→ Input material:

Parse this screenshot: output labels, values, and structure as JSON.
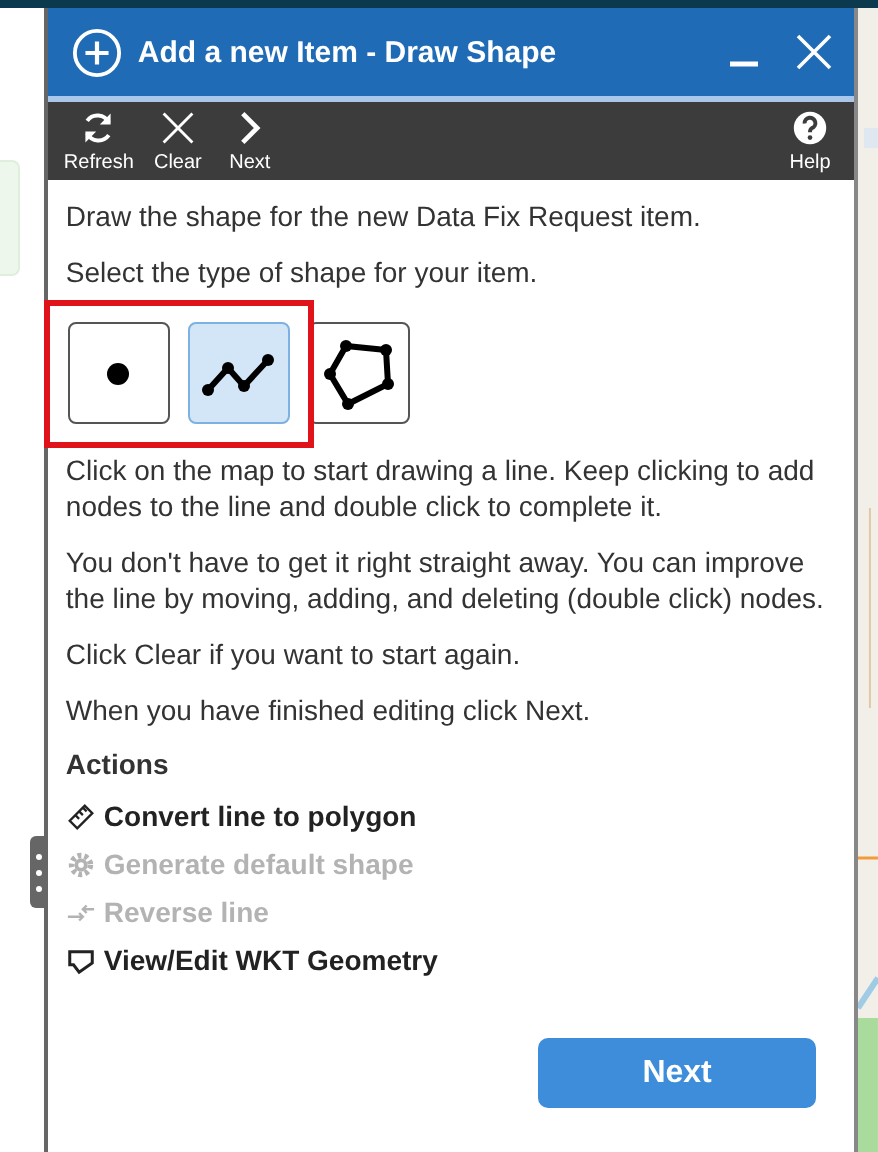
{
  "window": {
    "title": "Add a new Item - Draw Shape"
  },
  "toolbar": [
    {
      "kind": "refresh",
      "label": "Refresh"
    },
    {
      "kind": "clear",
      "label": "Clear"
    },
    {
      "kind": "next",
      "label": "Next"
    },
    {
      "kind": "help",
      "label": "Help"
    }
  ],
  "intro": "Draw the shape for the new Data Fix Request item.",
  "shape_prompt": "Select the type of shape for your item.",
  "shapes": [
    {
      "kind": "point",
      "selected": false
    },
    {
      "kind": "line",
      "selected": true
    },
    {
      "kind": "polygon",
      "selected": false
    }
  ],
  "paragraphs": [
    "Click on the map to start drawing a line. Keep clicking to add nodes to the line and double click to complete it.",
    "You don't have to get it right straight away. You can improve the line by moving, adding, and deleting (double click) nodes.",
    "Click Clear if you want to start again.",
    "When you have finished editing click Next."
  ],
  "actions_heading": "Actions",
  "actions": [
    {
      "kind": "convert",
      "label": "Convert line to polygon",
      "disabled": false
    },
    {
      "kind": "generate",
      "label": "Generate default shape",
      "disabled": true
    },
    {
      "kind": "reverse",
      "label": "Reverse line",
      "disabled": true
    },
    {
      "kind": "wkt",
      "label": "View/Edit WKT Geometry",
      "disabled": false
    }
  ],
  "next_button": "Next"
}
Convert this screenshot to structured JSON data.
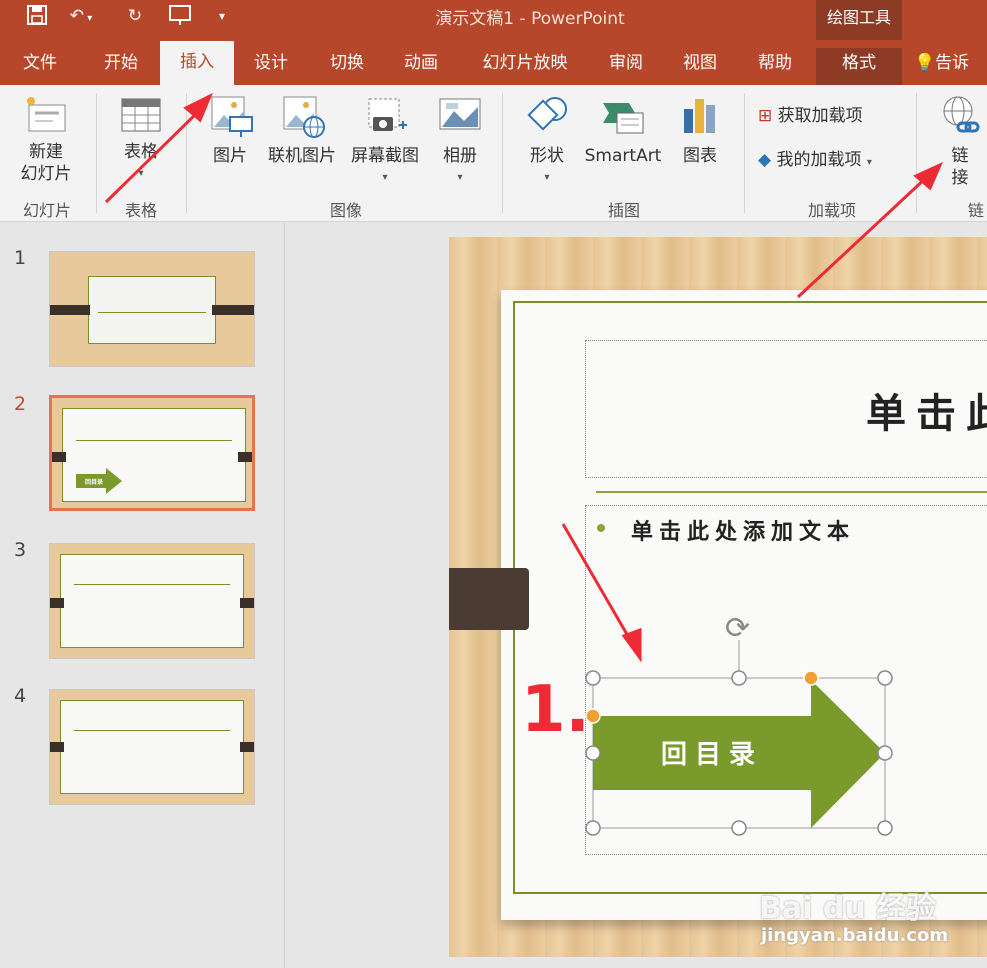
{
  "titlebar": {
    "doc_title": "演示文稿1  -  PowerPoint",
    "context_title": "绘图工具",
    "qat": {
      "save_icon": "save-icon",
      "undo_icon": "undo-icon",
      "redo_icon": "redo-icon",
      "present_icon": "present-icon",
      "customize_icon": "customize-icon"
    }
  },
  "tabs": [
    "文件",
    "开始",
    "插入",
    "设计",
    "切换",
    "动画",
    "幻灯片放映",
    "审阅",
    "视图",
    "帮助",
    "格式",
    "告诉"
  ],
  "active_tab": "插入",
  "ribbon": {
    "new_slide": "新建\n幻灯片",
    "table": "表格",
    "picture": "图片",
    "online_picture": "联机图片",
    "screenshot": "屏幕截图",
    "album": "相册",
    "shapes": "形状",
    "smartart": "SmartArt",
    "chart": "图表",
    "get_addins": "获取加载项",
    "my_addins": "我的加载项",
    "link": "链\n接",
    "groups": {
      "slides": "幻灯片",
      "tables": "表格",
      "images": "图像",
      "illustrations": "插图",
      "addins": "加载项",
      "links": "链"
    }
  },
  "thumbnails": [
    {
      "number": "1"
    },
    {
      "number": "2",
      "arrow_label": "回目录"
    },
    {
      "number": "3"
    },
    {
      "number": "4"
    }
  ],
  "slide": {
    "title_placeholder": "单击此",
    "body_placeholder": "单击此处添加文本",
    "arrow_label": "回目录",
    "annotation": "1."
  },
  "watermark": {
    "brand": "Bai du 经验",
    "url": "jingyan.baidu.com"
  },
  "colors": {
    "accent": "#b7472a",
    "context_tab": "#8e3b26",
    "arrow_fill": "#7a9a2c",
    "annotation_red": "#ee2b35"
  }
}
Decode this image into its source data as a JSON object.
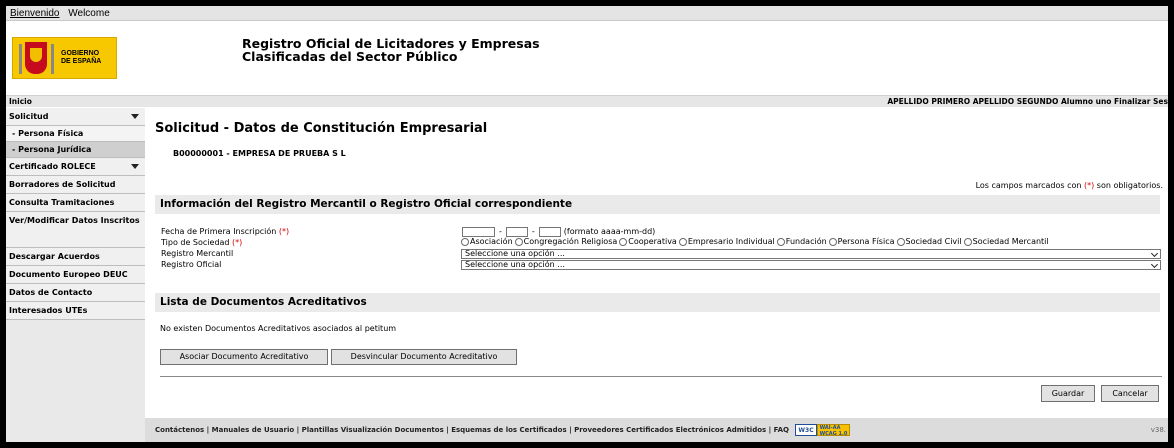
{
  "lang_bar": {
    "link_es": "Bienvenido",
    "link_en": "Welcome"
  },
  "logo": {
    "line1": "GOBIERNO",
    "line2": "DE ESPAÑA"
  },
  "site_title": {
    "line1": "Registro Oficial de Licitadores y Empresas",
    "line2": "Clasificadas del Sector Público"
  },
  "top_strip": {
    "home": "Inicio",
    "user": "APELLIDO PRIMERO APELLIDO SEGUNDO Alumno uno Finalizar Ses"
  },
  "sidebar": {
    "items": [
      {
        "label": "Solicitud",
        "type": "group"
      },
      {
        "label": "- Persona Física",
        "type": "sub"
      },
      {
        "label": "- Persona Jurídica",
        "type": "sub"
      },
      {
        "label": "Certificado ROLECE",
        "type": "group"
      },
      {
        "label": "Borradores de Solicitud",
        "type": "item"
      },
      {
        "label": "Consulta Tramitaciones",
        "type": "item"
      },
      {
        "label": "Ver/Modificar Datos Inscritos",
        "type": "item"
      },
      {
        "label": "Descargar Acuerdos",
        "type": "item"
      },
      {
        "label": "Documento Europeo DEUC",
        "type": "item"
      },
      {
        "label": "Datos de Contacto",
        "type": "item"
      },
      {
        "label": "Interesados UTEs",
        "type": "item"
      }
    ]
  },
  "main": {
    "title": "Solicitud - Datos de Constitución Empresarial",
    "company": "B00000001 - EMPRESA DE PRUEBA S L",
    "mandatory_note_pre": "Los campos marcados con ",
    "mandatory_mark": "(*)",
    "mandatory_note_post": " son obligatorios.",
    "section1_title": "Información del Registro Mercantil o Registro Oficial correspondiente",
    "fields": {
      "fecha_label": "Fecha de Primera Inscripción",
      "fecha_required": "(*)",
      "fecha_sep": "-",
      "fecha_format": "(formato aaaa-mm-dd)",
      "tipo_label": "Tipo de Sociedad",
      "tipo_required": "(*)",
      "tipo_options": [
        "Asociación",
        "Congregación Religiosa",
        "Cooperativa",
        "Empresario Individual",
        "Fundación",
        "Persona Física",
        "Sociedad Civil",
        "Sociedad Mercantil"
      ],
      "mercantil_label": "Registro Mercantil",
      "mercantil_value": "Seleccione una opción ...",
      "oficial_label": "Registro Oficial",
      "oficial_value": "Seleccione una opción ..."
    },
    "section2_title": "Lista de Documentos Acreditativos",
    "no_docs": "No existen Documentos Acreditativos asociados al petitum",
    "btn_asociar": "Asociar Documento Acreditativo",
    "btn_desvincular": "Desvincular Documento Acreditativo",
    "btn_guardar": "Guardar",
    "btn_cancelar": "Cancelar"
  },
  "footer": {
    "links": "Contáctenos | Manuales de Usuario | Plantillas Visualización Documentos | Esquemas de los Certificados  |  Proveedores Certificados Electrónicos Admitidos | FAQ",
    "w3c": "W3C",
    "wai_line1": "WAI-AA",
    "wai_line2": "WCAG 1.0",
    "version": "v38."
  }
}
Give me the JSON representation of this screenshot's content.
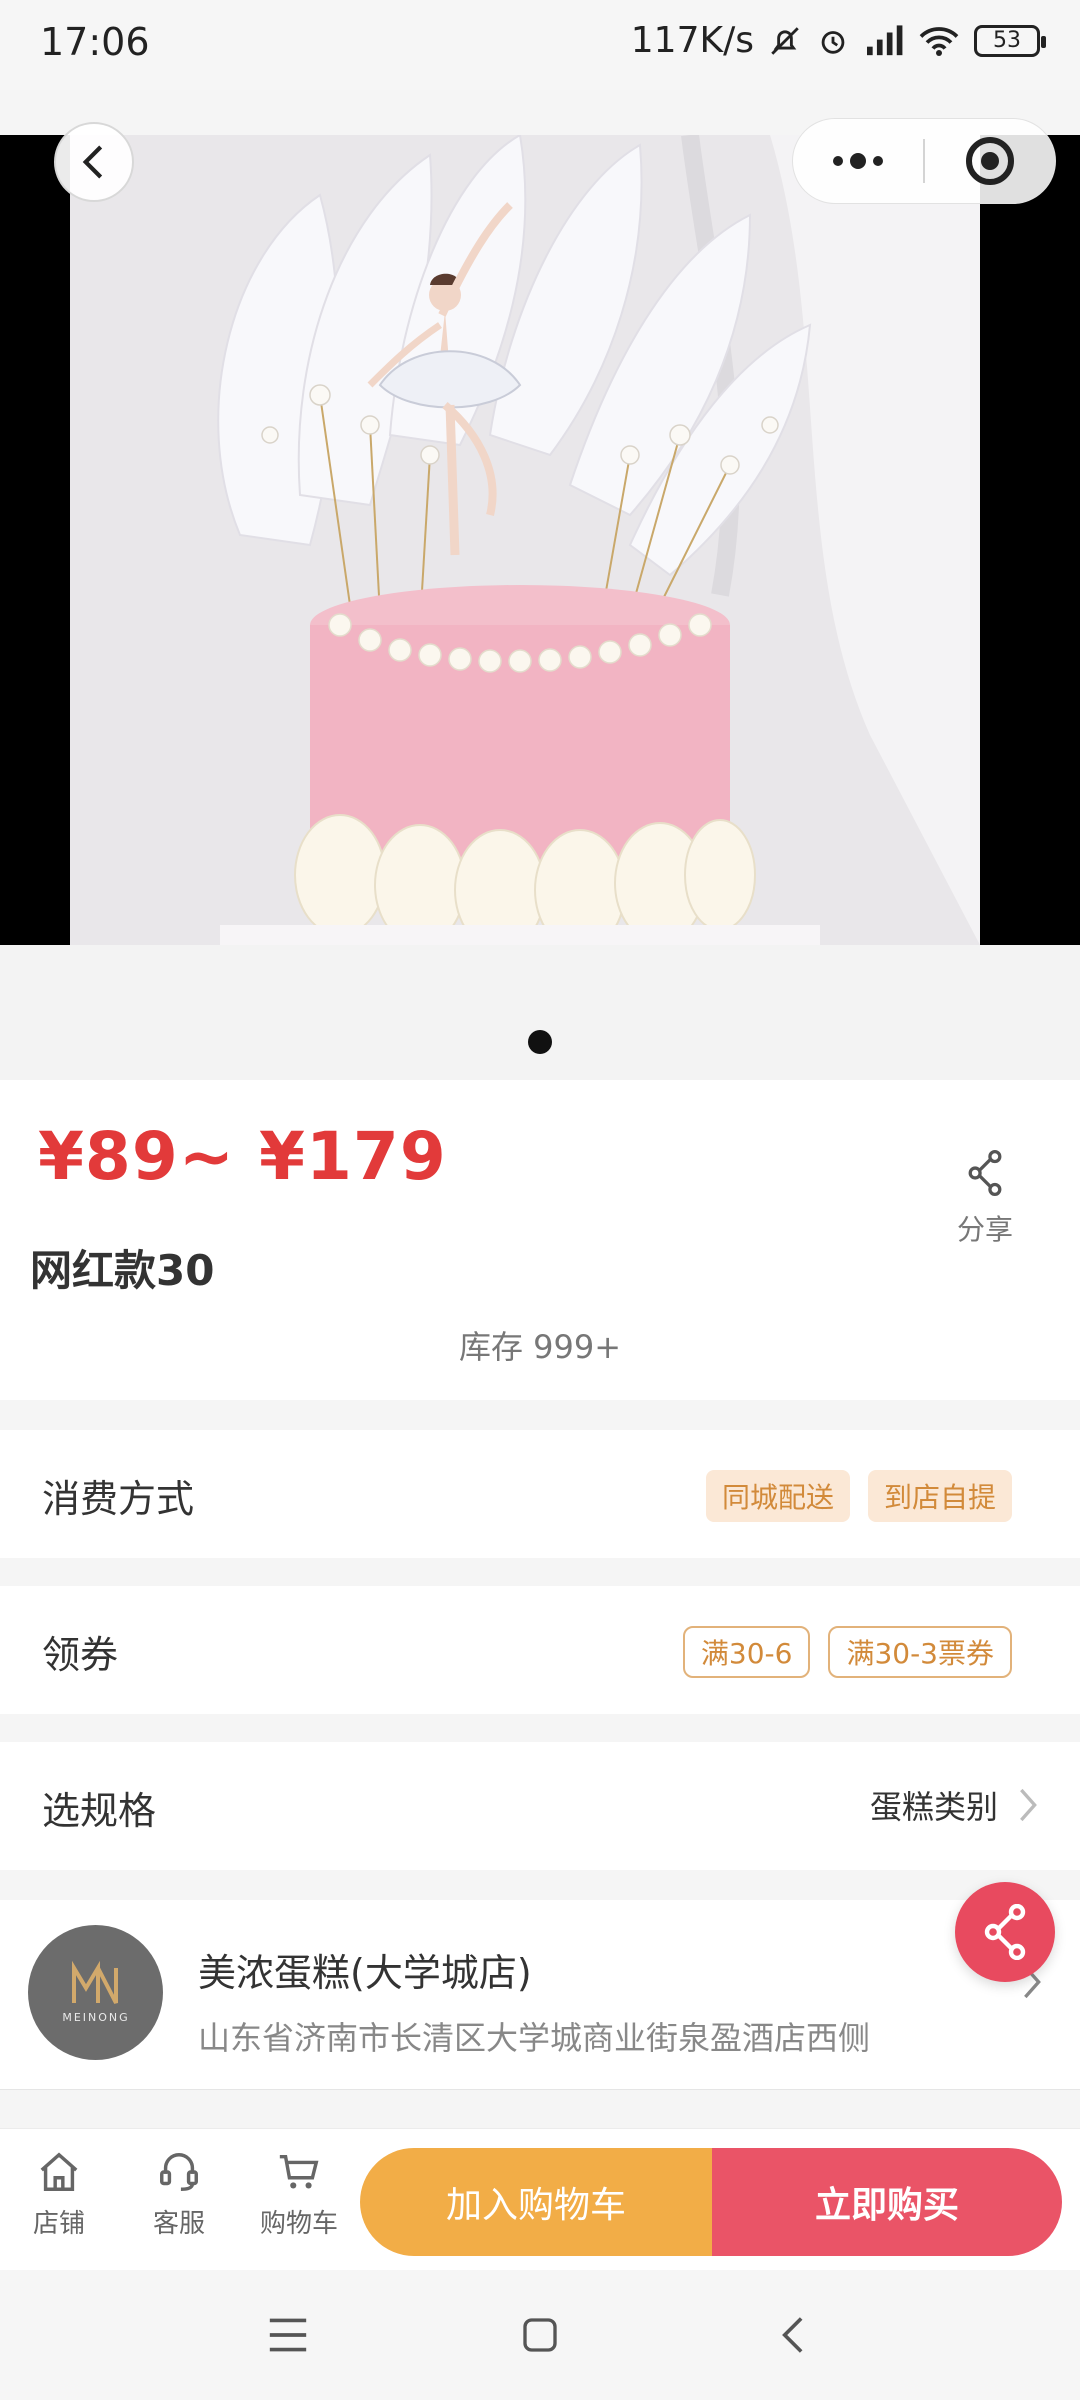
{
  "status_bar": {
    "time": "17:06",
    "net_speed": "117K/s",
    "battery": "53"
  },
  "product": {
    "price_range": "¥89~ ¥179",
    "title": "网红款30",
    "stock": "库存 999+",
    "share_label": "分享",
    "image_pager": {
      "current": 1,
      "total": 1
    }
  },
  "consumption": {
    "label": "消费方式",
    "options": [
      "同城配送",
      "到店自提"
    ]
  },
  "coupons": {
    "label": "领券",
    "items": [
      "满30-6",
      "满30-3票券"
    ]
  },
  "spec": {
    "label": "选规格",
    "value": "蛋糕类别"
  },
  "store": {
    "name": "美浓蛋糕(大学城店)",
    "address": "山东省济南市长清区大学城商业街泉盈酒店西侧",
    "logo_text": "MEINONG"
  },
  "bottom_nav": {
    "shop": "店铺",
    "service": "客服",
    "cart": "购物车",
    "add_to_cart": "加入购物车",
    "buy_now": "立即购买"
  },
  "colors": {
    "price_red": "#e23a3a",
    "cart_orange": "#f2ad47",
    "buy_red": "#ea5467",
    "tag_orange": "#d28a3a"
  }
}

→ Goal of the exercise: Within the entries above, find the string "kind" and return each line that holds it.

→ Answer to the exercise:
      "kind": "refresh",
      "kind": "clear",
      "kind": "next",
      "kind": "help",
      "kind": "point",
      "kind": "line",
      "kind": "polygon",
      "kind": "convert",
      "kind": "generate",
      "kind": "reverse",
      "kind": "wkt",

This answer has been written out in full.